- _Task goal_:
Please return each of the entries that follow, unchanged in every word.
━━━━━ Material for this task ━━━━━
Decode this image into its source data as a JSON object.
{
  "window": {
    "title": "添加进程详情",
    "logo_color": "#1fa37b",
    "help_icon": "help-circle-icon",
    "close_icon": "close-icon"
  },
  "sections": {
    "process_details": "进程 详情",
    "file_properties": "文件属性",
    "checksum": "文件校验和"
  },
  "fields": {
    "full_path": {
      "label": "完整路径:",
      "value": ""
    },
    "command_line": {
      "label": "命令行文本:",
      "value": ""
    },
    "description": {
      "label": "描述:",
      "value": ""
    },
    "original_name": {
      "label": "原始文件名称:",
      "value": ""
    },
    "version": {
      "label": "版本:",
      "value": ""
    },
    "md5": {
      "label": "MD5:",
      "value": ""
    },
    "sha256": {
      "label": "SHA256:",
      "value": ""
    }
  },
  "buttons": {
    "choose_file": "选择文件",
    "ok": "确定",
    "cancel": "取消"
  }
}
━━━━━
- _Solved exercise_:
Decode this image into its source data as a JSON object.
{
  "window": {
    "title": "添加进程详情",
    "logo_color": "#1fa37b",
    "help_icon": "help-circle-icon",
    "close_icon": "close-icon"
  },
  "sections": {
    "process_details": "进程 详情",
    "file_properties": "文件属性",
    "checksum": "文件校验和"
  },
  "fields": {
    "full_path": {
      "label": "完整路径:",
      "value": ""
    },
    "command_line": {
      "label": "命令行文本:",
      "value": ""
    },
    "description": {
      "label": "描述:",
      "value": ""
    },
    "original_name": {
      "label": "原始文件名称:",
      "value": ""
    },
    "version": {
      "label": "版本:",
      "value": ""
    },
    "md5": {
      "label": "MD5:",
      "value": ""
    },
    "sha256": {
      "label": "SHA256:",
      "value": ""
    }
  },
  "buttons": {
    "choose_file": "选择文件",
    "ok": "确定",
    "cancel": "取消"
  }
}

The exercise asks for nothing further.